LITTLE CRUSH – Little Crush is an endangered juvenile green sea turtle who was rescued by the University of Central Florida’s Marine Turtle Research Team from the Indian River Lagoon near Melbourne Beach. Little Crush was very weak from swallowing more than 70 pieces of marine pollution including bits of balloons, plastic bags, monofilament line, and string! The turtle was cared for by a team of veterinarians and animal care specialists from Walt Disney World’s Living Seas. I only weighed 5 pounds when rescued and am approximately 2-3 years old. A satellite transmitter specifically designed for small sea turtles was placed on his shell and he was released near Disney’s Vero Beach Resort, located just south of the Archie Carr Refuge on Florida’s central east coast.The Walt Disney World Animal Programs team has been involved in sea turtle rehabilitation for many years. To date, The Living Seas team has cared for and released more than 200 turtles! Most of the turtles that find their way to Walt Disney World are animals that have been rescued by various organizations and come to us with medical challenges. A majority of the turtles suffer from physiological problems attributed to extended periods of time in cold water. These cold stunned turtles are rescued, rehabilitated at The Living Seas, and then released under the supervision of the Florida Wildlife Conservation Commission.

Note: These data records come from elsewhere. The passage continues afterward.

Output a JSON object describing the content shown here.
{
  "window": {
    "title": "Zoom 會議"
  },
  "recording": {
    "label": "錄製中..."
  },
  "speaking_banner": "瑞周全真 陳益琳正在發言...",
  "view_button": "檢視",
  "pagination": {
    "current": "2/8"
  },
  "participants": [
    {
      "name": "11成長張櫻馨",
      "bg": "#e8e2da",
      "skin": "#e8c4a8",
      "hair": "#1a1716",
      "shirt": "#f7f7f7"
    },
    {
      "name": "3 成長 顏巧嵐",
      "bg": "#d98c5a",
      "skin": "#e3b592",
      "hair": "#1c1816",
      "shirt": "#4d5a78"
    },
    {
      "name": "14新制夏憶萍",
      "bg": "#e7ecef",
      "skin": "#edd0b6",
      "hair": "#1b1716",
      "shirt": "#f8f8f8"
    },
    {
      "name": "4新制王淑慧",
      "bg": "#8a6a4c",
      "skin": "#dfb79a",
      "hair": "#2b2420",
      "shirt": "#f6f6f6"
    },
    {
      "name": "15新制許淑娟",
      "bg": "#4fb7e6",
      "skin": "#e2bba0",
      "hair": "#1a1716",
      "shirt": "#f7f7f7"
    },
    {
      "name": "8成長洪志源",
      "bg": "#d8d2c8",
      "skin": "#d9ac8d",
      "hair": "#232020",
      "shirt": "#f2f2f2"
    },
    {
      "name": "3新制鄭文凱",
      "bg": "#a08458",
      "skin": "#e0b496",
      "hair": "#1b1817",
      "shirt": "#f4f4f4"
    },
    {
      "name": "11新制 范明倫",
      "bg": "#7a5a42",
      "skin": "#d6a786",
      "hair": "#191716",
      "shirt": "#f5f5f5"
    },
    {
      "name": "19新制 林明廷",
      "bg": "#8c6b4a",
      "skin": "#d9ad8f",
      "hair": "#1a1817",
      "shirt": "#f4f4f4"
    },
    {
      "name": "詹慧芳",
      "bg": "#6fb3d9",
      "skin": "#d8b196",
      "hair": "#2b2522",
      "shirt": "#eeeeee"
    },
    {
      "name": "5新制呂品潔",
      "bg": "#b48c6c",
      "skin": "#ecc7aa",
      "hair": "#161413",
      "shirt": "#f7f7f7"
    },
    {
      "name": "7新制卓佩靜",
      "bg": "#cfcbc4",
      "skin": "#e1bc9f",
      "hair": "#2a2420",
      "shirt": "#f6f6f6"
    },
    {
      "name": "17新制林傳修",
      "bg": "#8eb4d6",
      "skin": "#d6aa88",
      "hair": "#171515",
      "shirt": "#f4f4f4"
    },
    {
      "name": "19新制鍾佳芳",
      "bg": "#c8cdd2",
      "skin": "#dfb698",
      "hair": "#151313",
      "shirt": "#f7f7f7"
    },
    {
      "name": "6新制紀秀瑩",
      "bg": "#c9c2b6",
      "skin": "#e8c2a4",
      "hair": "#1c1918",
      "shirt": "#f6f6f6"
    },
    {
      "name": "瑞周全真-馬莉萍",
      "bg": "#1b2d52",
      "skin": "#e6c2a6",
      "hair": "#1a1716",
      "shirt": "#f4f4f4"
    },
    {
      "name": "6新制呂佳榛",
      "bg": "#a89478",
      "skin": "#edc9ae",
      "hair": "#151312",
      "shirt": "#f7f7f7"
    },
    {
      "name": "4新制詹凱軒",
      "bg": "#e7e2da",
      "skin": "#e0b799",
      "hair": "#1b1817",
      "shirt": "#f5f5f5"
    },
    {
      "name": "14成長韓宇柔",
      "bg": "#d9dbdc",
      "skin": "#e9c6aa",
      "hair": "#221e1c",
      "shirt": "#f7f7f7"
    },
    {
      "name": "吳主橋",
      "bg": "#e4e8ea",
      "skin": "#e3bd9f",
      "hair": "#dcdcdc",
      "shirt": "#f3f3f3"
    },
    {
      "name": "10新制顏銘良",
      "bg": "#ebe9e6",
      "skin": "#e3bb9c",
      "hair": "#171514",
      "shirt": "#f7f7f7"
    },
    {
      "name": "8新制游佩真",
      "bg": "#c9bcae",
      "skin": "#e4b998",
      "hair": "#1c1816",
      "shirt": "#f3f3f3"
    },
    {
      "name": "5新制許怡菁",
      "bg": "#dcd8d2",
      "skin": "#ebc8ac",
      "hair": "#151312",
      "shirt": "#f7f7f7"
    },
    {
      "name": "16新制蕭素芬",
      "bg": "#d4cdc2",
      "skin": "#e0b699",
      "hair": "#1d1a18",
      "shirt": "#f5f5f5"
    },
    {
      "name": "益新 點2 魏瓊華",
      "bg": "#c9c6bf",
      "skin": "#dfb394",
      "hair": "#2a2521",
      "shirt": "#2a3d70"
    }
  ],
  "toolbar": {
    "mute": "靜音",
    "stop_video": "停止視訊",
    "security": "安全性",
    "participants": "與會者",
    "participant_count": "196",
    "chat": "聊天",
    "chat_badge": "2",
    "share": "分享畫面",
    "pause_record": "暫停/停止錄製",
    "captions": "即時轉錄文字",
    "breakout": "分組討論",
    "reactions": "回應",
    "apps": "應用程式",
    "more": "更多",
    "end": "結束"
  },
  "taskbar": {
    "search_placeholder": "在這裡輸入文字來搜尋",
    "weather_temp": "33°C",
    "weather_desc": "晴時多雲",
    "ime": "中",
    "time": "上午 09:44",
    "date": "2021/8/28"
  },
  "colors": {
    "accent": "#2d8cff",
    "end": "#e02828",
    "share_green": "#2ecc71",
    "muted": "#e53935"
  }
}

Surprisingly, very little information is known about the movement patterns of juvenile sea turtles. Once hatchlings leave the nesting beach, it is very difficult for scientists to document where these turtles spend their time. However, recent advances in technology have made it possible to learn more about the habitats of juvenile sea turtles. Telonics, Inc., a manufacturer of telemetry devices for monitoring wildlife, has produced a satellite transmitter that is now small enough to be carried by juvenile sea turtles. In collaboration with the Archie Carr Center for Sea Turtle Research at the University of Florida, The Living Seas and Disney’s Animal Kingdom, we are testing the first satellite transmitters for use on juvenile sea turtles that measure approximately 30-40 cm.
– On August 13 1998, researcher Dr. Dave Nelson, U.S. Army Corps of Engineers’ Waterways Experiment Station, attached a satellite transmitter to the back of a subadult loggerhead sea turtle named Perdida, meaning lost in Spanish. Perdida was recovering from “cold stunning”, which is similar to hypothermia, at the National Aquarium in Baltimore, Maryland. Staff and volunteers from the Aquarium’s Marine Animal Rescue Program have cared for the turtle since it was brought to the Aquarium in October, 1997. Perdida was released from Assateague Island, Maryland on the morning of August 14. The juvenile loggerhead weighed around 50 kg and measured 74.8 cm long.
Funding for Perdita’s transmitter was provided by the U.S. Army Corps of Engineers. Locations were provided by Dr. Dave Nelson (Environmental Laboratory, U.S. Army Corps of Engineers’ Waterways Experiment Station).